ONG: As chair of the CDS Committee and lead person for CDS within IS, nothing that affects orders or clinical documentation is activated without my vetting. CDS definitely goes way beyond just drug-drug interaction alerts and order sets, embracing other technologies such as clinical documentation. With the meaningful use requirements for Clinical Quality Measures, the value of integrating CDS into clinical documentation becomes more apparent. For example, with venous thromboembolism (VTE), we auto-calculate the risk of VTE from the Caprini VTE risk assessment and also capture contraindications to VTE prophylaxis in clinical documentation.

For facilities that have not yet implemented CDS, what is your top advice for success?

LEVICK: Everyone from the board to the end user needs to understand why you are doing this, the value-add that it brings and the potential costs in terms of resources, money and even the unintended costs that it will place on providers who will deal with extra clicks.

Then, you need a team of people who can make the translation between clinical demands and clinical requests—as to what's technically feasible with the systems. That’s where a CMIO or physician champion acts as the interface and can help lead the charge. It’s important to start with a small win that can quickly show the value without being too intrusive. For example, something as simple as order sets facilitate quick entry and allow you to embed some form of evidence-based practice into the care delivery.

ONG: CDS helps us comply with mandates from the Joint Commission, CMS, meaningful use and others. For example, to meet the American Stroke Association’s Get With The Guidelines program, we converted the NIH Stroke Scale from paper to electronic format. The stroke team appreciated this change, because they simply have to input a few numbers and it auto-calculates the total score. Not only do they have their stroke scale documented and auto-calculated, it’s legibly put into the record.  

PAGELER: Start small and build from there. Implementing too many rules and alerts in the beginning overwhelms the end user, contributes to alert fatigue and can lead to frustration with the CDS system.

It also is important to evaluate the effects of CDS interventions, to understand what works well and what needs to be optimized. As an academic institution, we have had some great collaboration between our researchers and our IS department. For example, one of our big wins was a CDS alert about blood transfusion thresholds. We implemented an alert that referred the physician to a journal article about safely lowering the blood transfusion threshold in pediatrics. We found that this intervention decreased our blood transfusion threshold and decreased blood transfusions by more than 400 per year.  

How do you see CDS changing in the future?

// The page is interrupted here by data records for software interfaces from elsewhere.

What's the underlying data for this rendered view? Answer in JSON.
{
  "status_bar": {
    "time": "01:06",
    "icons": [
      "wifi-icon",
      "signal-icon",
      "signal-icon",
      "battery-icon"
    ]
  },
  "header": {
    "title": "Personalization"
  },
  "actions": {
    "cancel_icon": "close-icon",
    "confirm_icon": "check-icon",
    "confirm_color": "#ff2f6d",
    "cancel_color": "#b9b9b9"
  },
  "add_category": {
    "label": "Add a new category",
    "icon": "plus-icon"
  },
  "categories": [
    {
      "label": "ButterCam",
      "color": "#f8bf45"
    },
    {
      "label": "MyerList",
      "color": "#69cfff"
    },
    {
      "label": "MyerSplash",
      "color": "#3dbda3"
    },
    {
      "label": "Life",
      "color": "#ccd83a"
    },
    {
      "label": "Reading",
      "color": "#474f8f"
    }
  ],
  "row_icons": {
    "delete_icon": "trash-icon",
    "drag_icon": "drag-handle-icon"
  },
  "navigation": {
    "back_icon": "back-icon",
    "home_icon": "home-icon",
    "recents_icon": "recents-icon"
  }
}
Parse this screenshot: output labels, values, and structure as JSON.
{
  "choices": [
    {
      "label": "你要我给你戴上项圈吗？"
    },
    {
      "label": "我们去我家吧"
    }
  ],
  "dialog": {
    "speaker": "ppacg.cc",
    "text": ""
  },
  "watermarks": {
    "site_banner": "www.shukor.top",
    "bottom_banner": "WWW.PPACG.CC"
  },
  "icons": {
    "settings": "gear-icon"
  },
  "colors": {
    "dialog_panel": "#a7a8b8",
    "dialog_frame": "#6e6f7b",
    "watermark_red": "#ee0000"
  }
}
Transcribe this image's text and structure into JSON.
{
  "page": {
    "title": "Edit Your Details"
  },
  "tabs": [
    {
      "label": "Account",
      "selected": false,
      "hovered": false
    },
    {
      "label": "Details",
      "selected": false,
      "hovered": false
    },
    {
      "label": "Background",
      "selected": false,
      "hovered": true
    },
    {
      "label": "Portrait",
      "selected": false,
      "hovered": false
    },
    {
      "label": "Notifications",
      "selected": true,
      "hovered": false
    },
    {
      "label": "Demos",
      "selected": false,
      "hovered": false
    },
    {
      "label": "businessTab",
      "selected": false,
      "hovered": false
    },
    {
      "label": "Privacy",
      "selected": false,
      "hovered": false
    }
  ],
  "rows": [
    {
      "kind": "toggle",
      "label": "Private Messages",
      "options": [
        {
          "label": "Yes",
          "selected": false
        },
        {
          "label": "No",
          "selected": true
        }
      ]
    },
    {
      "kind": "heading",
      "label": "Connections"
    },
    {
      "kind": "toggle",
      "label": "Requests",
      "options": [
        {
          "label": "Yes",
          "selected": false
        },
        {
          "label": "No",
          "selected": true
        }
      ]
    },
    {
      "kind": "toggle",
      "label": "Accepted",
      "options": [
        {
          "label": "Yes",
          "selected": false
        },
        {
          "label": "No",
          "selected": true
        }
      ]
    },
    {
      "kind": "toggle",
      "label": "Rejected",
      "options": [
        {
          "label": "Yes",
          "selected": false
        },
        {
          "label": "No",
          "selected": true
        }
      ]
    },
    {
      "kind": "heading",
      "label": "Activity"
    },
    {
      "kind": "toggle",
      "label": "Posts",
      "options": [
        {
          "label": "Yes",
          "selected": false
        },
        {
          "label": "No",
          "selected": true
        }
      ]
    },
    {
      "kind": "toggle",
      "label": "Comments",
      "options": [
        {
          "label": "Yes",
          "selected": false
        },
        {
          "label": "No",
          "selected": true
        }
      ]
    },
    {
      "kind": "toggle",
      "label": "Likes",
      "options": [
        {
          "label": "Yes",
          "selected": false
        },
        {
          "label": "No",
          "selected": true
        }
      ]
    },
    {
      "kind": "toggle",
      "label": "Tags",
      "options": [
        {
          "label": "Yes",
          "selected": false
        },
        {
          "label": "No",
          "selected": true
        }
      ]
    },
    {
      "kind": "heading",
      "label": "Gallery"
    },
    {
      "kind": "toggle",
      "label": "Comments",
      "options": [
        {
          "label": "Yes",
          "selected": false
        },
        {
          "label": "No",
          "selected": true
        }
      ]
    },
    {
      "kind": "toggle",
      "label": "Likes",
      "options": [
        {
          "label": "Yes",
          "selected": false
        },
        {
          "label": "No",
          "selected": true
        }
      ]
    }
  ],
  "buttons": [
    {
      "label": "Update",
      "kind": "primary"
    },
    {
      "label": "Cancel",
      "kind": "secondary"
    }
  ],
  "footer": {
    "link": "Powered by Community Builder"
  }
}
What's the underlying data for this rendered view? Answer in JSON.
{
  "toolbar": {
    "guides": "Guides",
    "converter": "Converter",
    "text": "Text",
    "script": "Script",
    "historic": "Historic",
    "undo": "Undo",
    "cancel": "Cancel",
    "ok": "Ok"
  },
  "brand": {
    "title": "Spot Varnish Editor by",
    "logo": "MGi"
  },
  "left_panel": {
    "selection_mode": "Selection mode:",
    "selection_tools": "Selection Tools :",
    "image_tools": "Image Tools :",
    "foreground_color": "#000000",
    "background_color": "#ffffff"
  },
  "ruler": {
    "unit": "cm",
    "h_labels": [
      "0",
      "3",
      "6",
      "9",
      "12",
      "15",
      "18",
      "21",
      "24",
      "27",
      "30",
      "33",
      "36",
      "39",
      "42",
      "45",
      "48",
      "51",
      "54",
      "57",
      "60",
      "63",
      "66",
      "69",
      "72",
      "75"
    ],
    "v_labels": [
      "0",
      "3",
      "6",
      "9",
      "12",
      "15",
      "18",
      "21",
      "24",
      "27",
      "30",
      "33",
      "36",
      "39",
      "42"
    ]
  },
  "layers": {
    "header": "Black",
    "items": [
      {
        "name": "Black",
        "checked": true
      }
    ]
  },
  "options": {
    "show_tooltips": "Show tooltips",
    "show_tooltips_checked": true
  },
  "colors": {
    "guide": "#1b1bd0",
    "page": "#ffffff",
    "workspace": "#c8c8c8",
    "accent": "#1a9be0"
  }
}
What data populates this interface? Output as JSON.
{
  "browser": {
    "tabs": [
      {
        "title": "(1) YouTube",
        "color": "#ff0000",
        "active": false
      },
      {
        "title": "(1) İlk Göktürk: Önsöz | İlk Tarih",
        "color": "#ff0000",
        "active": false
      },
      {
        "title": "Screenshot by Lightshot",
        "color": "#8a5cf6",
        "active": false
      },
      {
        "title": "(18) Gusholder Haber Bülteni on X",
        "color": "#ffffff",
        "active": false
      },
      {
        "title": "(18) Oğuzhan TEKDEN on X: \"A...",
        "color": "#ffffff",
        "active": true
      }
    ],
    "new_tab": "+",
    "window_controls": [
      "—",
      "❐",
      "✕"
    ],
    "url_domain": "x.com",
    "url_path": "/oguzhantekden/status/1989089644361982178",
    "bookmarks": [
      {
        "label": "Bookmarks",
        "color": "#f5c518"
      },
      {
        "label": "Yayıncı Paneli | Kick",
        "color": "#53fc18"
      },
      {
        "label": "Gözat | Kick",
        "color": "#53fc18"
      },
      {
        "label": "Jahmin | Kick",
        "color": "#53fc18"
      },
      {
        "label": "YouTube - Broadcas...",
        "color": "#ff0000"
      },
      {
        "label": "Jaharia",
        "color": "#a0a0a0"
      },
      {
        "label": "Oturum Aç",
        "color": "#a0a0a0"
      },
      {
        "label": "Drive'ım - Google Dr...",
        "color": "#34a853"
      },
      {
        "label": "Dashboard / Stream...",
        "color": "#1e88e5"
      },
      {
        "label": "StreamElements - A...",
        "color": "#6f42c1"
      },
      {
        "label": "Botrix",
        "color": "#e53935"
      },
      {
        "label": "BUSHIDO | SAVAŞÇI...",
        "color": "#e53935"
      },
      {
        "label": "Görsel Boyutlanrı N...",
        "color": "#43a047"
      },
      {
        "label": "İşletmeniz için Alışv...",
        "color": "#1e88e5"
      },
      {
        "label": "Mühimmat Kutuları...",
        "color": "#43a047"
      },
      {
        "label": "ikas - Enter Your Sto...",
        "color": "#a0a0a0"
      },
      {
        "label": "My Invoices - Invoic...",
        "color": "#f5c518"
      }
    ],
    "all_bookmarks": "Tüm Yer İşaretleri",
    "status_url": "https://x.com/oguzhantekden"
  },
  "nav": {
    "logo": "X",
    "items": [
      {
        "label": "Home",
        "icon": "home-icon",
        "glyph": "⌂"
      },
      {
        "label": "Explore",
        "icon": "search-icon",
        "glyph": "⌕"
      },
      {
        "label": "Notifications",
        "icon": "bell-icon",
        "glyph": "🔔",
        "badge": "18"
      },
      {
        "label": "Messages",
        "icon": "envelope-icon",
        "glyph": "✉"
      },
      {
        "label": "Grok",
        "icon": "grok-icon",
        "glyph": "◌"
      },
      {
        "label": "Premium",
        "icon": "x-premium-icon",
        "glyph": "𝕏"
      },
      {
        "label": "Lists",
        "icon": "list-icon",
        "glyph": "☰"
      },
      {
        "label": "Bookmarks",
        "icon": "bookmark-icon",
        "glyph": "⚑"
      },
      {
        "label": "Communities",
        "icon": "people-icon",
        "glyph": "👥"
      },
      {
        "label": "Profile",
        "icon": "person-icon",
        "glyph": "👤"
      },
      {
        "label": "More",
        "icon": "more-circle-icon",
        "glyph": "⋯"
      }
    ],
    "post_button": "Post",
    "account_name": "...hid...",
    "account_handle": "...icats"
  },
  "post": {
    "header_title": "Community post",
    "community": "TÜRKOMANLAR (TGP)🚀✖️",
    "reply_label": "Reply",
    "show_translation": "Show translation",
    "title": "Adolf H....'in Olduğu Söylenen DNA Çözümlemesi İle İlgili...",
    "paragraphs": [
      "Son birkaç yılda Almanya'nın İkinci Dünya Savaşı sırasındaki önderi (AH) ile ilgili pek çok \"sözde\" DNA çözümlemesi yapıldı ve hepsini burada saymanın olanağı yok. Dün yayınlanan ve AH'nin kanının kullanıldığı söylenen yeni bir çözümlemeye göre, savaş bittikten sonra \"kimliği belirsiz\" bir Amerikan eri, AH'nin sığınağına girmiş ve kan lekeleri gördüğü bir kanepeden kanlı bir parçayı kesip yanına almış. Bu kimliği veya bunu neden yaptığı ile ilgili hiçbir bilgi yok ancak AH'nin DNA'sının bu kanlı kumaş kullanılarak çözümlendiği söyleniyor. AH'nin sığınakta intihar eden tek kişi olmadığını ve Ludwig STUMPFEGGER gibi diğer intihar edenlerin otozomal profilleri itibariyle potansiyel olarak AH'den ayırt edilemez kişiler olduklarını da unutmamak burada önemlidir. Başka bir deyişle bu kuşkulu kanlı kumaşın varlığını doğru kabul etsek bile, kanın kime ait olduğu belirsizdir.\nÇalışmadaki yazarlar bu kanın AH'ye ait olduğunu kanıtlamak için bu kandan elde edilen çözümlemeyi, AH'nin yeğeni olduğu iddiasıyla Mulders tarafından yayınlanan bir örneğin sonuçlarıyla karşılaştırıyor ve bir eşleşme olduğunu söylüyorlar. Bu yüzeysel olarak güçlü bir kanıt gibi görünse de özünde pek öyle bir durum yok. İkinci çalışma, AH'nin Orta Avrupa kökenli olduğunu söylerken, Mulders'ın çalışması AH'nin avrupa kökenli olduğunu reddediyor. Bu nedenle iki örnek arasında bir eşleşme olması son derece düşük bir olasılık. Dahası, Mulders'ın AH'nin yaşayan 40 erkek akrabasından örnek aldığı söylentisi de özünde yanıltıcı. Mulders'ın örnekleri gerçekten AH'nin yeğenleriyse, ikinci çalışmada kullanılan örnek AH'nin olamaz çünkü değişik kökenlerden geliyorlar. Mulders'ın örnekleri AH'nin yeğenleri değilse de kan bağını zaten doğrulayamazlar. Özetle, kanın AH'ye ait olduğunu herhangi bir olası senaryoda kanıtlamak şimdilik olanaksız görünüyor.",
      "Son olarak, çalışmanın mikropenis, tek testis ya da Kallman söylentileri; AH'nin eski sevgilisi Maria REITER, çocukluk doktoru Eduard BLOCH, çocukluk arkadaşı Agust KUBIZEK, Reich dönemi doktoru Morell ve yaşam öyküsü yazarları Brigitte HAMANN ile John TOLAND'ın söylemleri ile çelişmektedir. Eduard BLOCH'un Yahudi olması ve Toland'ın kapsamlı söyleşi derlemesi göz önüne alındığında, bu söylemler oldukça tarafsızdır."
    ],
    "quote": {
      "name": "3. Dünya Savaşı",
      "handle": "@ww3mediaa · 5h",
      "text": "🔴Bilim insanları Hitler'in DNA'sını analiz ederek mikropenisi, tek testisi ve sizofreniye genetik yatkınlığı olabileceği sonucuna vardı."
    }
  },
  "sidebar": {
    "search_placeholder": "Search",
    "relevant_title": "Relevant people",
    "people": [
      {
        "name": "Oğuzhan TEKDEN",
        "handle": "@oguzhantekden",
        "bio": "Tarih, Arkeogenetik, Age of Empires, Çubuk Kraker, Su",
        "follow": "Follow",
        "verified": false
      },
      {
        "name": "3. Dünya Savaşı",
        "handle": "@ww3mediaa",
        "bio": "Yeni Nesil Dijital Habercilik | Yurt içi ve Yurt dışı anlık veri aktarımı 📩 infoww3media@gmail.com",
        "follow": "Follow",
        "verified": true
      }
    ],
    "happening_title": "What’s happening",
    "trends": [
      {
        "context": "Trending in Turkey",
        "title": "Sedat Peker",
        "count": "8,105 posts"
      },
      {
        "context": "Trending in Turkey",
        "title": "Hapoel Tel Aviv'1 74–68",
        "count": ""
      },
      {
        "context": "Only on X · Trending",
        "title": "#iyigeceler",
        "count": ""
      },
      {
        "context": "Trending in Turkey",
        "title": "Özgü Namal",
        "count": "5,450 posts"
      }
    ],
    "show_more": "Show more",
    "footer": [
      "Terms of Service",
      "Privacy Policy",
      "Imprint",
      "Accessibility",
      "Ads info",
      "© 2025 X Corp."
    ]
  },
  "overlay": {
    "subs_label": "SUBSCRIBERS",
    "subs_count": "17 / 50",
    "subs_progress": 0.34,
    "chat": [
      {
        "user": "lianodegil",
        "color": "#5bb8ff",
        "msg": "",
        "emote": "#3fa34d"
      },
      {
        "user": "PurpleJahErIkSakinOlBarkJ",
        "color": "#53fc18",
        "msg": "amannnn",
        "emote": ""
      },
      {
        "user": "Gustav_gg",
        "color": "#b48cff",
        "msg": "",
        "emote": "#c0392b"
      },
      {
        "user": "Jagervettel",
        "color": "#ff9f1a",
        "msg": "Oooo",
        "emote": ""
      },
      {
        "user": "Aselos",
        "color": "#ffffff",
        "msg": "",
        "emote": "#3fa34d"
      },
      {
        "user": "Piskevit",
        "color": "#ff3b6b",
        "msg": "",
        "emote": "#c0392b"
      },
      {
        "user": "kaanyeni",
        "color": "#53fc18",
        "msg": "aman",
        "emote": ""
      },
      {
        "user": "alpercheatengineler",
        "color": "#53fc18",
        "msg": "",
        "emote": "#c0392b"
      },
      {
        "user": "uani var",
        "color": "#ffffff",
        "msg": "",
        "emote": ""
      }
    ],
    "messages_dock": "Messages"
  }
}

ONG: It's going to expand beyond the walls of the hospital to include ambulatory and long-term care. Instead of looking at CDS just for the hospital, we will be talking about CDS across the continuum of care.  We also are extending our audience beyond healthcare providers. Some of the most exciting innovations now and in the future will engage patients and their families, e.g., CDS on patient portals and smart phones.

PAGELER: I am hoping to see ways to share CDS across systems. Our CMIO, Chris Longhurst, [MD,] helped develop BiliTool which is a web-based module. Our EMR actually sends the neonate bilirubin level, weight and risk factors to this tool, which responds with suggestions for the appropriate therapy. Tools like this have the potential to reduce some of the work at the individual hospital level, so everyone is not recreating the same CDS. From the national policy level, these are some of the issues we are going to have to assess: How can we make CDS easier to implement at a wide range of hospitals? How can we ensure that CDS tools are kept up to-date?

LEVICK: To me, the next phase is integrating more tools directly into the core systems, so a provider doesn’t have to go out of the system and lose context. To have more of those tools, even third-party external tools, integrated into the core systems, is where we need to head to really make CDS more useful.